Task goal
Copy out all lines in the data below containing the string "JSON".

Extracted entries

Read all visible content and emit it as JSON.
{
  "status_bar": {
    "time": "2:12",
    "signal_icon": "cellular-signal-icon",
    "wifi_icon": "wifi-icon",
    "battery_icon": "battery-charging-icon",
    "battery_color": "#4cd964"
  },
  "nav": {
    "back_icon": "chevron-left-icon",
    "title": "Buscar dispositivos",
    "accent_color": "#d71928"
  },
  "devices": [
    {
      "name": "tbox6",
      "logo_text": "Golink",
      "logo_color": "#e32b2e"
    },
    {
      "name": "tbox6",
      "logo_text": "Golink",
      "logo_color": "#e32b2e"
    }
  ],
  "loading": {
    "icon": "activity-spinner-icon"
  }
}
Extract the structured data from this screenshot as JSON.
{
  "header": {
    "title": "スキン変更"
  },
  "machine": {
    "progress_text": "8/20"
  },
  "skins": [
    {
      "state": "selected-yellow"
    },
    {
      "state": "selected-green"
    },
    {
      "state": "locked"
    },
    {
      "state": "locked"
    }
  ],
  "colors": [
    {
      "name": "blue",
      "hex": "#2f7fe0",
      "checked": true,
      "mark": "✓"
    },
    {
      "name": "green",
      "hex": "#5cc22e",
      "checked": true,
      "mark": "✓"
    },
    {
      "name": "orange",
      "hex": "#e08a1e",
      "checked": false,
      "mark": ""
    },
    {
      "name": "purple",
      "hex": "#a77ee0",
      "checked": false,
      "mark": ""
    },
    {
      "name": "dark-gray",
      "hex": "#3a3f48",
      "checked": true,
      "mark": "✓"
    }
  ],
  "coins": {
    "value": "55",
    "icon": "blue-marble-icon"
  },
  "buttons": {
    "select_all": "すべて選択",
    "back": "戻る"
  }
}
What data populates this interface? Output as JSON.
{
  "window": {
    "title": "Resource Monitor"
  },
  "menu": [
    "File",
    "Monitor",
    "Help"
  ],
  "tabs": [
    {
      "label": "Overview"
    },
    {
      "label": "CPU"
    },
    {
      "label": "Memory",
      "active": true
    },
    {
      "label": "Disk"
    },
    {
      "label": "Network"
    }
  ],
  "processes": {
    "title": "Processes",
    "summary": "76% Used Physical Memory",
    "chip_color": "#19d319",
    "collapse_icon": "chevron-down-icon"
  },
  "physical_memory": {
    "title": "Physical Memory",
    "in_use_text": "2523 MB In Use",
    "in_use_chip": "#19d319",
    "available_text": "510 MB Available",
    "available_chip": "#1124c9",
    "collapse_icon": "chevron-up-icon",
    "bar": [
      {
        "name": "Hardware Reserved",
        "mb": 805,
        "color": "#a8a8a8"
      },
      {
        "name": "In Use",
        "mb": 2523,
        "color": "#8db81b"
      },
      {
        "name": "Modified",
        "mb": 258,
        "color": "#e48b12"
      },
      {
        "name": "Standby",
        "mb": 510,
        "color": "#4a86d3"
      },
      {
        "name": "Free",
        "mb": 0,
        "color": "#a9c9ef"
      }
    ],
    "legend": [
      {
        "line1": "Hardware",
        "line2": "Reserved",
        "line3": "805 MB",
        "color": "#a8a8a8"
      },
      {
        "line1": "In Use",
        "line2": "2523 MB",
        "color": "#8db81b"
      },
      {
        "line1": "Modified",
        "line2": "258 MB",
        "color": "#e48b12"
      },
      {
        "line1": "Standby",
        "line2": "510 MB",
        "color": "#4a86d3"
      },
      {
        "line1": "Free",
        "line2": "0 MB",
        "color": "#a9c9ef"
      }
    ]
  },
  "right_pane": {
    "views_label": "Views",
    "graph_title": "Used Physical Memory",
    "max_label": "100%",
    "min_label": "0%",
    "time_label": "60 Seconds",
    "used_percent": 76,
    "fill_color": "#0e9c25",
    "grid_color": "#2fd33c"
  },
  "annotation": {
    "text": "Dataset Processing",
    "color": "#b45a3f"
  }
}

Result for this exercise
Read all visible content and emit it as JSON.
Extract the structured data from this screenshot as JSON.
What data populates this interface? Output as JSON.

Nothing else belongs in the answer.